The newspaper’s report details how, until April, Facebook’s API was passing user and friend data to at least 60 device makers without gaining people’s consent — despite a consent decree the company struck with the Federal Trade Commission in 2011, which Parakilas suggested “appears to prohibit that kind of behavior.”
He also pointed out the device maker data-sharing “appears to contradict Facebook’s own testimony to Congress and potentially other testimony and public statements they’ve made” — given the company’s repeat claims, since the Cambridge Analytica scandal broke, that it “locked down” data-sharing on its platform in 2015.
Yet data was still flowing out to multiple device maker partners — apparently without users’ knowledge or consent.
“I think this is a very, very important developing story.
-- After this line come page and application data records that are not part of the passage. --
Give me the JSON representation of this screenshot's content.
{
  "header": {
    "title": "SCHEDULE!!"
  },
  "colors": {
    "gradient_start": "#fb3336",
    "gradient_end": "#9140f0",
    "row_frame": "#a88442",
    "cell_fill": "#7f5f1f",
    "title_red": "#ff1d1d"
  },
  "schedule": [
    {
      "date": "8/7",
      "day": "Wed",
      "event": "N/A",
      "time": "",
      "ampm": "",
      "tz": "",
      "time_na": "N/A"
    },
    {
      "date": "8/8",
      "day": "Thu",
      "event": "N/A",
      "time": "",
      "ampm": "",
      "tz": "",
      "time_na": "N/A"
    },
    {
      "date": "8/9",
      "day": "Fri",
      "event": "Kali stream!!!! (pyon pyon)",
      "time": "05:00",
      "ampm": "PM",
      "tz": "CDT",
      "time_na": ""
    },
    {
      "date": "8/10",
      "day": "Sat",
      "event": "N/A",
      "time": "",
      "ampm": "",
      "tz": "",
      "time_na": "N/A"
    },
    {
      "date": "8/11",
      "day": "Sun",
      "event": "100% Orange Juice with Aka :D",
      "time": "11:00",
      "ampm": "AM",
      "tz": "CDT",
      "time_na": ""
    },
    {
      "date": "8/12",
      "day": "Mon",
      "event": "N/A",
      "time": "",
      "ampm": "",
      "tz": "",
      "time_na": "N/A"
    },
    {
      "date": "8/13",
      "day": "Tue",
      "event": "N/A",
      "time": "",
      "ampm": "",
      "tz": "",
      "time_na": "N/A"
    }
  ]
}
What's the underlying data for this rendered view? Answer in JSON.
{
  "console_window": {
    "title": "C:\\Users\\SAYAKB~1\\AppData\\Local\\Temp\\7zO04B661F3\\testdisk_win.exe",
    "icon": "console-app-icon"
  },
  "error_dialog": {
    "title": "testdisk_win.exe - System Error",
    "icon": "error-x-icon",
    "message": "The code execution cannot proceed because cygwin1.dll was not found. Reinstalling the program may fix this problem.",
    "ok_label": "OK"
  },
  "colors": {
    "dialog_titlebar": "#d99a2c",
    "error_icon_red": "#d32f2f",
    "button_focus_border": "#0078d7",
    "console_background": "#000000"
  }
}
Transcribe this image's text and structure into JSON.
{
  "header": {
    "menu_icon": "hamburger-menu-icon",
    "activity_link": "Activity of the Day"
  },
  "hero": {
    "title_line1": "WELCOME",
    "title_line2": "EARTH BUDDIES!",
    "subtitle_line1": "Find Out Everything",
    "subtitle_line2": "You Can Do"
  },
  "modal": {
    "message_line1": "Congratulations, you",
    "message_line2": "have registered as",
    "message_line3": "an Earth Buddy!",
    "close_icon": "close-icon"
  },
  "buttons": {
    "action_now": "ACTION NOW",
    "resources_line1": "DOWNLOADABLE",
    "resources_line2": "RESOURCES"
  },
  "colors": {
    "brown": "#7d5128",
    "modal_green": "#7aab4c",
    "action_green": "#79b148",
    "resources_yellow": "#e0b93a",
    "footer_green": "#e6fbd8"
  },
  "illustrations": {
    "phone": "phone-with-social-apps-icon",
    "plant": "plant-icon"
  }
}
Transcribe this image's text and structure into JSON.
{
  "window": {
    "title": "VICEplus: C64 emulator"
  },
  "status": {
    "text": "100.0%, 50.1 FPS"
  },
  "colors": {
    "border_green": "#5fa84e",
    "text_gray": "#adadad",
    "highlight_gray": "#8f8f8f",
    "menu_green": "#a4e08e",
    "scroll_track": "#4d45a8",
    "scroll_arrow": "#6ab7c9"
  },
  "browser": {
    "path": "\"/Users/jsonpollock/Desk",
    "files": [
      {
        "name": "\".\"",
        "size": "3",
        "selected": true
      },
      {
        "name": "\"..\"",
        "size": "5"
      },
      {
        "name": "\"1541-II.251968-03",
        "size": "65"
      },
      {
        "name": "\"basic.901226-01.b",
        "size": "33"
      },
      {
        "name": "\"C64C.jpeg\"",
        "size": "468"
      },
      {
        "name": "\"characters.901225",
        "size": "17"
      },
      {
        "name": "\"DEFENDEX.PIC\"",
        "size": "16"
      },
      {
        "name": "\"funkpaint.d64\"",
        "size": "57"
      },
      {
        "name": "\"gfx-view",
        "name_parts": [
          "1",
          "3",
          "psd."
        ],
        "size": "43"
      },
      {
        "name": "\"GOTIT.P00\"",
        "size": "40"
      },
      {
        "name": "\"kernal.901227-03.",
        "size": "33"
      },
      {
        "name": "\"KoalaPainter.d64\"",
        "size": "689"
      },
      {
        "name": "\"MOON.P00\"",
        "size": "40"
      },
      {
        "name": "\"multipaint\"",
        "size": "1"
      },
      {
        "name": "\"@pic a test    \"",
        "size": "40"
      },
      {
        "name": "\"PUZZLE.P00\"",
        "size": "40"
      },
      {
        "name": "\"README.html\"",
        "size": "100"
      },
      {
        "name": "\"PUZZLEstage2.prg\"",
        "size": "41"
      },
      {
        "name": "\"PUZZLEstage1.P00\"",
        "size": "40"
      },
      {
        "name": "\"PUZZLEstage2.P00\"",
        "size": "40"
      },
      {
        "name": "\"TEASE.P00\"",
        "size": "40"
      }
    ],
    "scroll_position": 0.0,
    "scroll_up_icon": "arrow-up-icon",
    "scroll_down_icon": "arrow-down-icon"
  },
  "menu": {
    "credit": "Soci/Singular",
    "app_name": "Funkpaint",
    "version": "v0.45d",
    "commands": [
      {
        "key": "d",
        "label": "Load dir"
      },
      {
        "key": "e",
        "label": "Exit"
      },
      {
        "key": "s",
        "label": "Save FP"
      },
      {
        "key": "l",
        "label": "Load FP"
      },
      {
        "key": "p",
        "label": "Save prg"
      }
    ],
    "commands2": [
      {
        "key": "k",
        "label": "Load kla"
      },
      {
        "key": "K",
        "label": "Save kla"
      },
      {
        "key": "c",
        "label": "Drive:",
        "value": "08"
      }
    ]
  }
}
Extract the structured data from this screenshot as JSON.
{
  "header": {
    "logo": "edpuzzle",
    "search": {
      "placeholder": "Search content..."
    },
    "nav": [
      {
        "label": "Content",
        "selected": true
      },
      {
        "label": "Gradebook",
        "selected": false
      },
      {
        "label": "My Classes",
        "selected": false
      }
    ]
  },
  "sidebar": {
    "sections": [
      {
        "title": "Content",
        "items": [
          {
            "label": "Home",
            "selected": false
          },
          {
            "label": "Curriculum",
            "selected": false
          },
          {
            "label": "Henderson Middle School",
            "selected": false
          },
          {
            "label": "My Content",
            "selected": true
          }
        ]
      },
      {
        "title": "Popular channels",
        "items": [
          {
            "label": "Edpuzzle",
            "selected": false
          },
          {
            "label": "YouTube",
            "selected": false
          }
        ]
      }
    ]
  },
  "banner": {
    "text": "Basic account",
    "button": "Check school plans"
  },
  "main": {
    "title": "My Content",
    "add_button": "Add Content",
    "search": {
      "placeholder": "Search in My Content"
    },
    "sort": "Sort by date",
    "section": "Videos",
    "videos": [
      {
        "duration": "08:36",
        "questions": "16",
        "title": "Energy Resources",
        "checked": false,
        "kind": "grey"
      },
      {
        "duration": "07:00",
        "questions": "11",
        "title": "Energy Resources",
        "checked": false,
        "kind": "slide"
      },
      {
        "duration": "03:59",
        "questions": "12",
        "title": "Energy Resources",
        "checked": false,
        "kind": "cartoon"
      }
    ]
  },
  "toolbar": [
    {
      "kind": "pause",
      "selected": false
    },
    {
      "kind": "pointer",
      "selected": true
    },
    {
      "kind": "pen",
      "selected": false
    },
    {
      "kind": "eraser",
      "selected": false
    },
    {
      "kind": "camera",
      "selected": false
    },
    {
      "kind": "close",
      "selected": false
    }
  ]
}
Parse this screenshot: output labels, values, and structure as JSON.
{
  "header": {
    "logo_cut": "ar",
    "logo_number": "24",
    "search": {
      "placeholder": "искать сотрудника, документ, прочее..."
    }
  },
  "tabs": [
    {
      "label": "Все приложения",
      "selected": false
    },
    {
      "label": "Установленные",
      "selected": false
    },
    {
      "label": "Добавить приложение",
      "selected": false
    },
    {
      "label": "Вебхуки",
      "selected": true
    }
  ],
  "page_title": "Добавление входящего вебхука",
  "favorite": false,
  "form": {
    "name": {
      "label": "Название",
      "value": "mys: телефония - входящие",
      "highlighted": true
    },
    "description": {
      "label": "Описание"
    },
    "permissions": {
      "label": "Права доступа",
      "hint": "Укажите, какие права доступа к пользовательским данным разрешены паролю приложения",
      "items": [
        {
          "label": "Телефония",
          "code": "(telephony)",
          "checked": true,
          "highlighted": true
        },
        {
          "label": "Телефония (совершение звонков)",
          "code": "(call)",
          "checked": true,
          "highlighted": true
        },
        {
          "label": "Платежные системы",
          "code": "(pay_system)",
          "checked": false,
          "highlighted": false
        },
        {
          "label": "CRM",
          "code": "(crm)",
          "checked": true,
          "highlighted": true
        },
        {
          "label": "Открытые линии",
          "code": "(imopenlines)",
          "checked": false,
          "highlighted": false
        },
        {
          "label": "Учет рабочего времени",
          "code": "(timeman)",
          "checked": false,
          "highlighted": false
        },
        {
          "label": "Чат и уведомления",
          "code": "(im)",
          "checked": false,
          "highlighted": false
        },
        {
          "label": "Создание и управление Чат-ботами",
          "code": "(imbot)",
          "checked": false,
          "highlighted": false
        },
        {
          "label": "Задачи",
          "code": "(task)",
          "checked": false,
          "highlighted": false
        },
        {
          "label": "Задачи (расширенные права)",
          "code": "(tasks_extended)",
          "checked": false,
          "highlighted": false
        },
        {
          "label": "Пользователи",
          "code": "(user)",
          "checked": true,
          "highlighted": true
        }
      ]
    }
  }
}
And I would encourage everyone in this body to follow it closely,” he said.
Two more LIBE hearings are planned around the Cambridge Analytica scandal — one on June 25 and one on July 2 — with the latter slated to include a Facebook representative.
Mark Zuckerberg himself attended a meeting with the EU parliament’s Council of Presidents on May 22, though the format of the meeting was widely criticized for allowing the Facebook founder to cherry-pick questions he wanted to answer — and dodge those he didn’t.
In its follow up responses the company claims, for example, that it does not create shadow profiles on non-users — saying it merely collects information on site visitors in the same way that “any website or app” might.
On the issue of compensation for EU users affected by the Cambridge Analytica scandal — something MEPs also pressed Zuckerberg on — Facebook claims it has not seen evidence that the app developer who harvested people’s data from its platform on behalf of Cambridge Analytica/SCL sold any EU users’ data to the company.
The developer, Dr. Aleksandr Kogan, had been contracted by SCL Elections for U.S.-related election work. Although his apps collected data on Facebook users from all over the world — including some 2.7 million EU citizens.
“We will conduct a forensic audit of Cambridge Analytica, which we hope to complete as soon as we are authorized by the UK’s Information Commissioner,” Facebook also writes on that.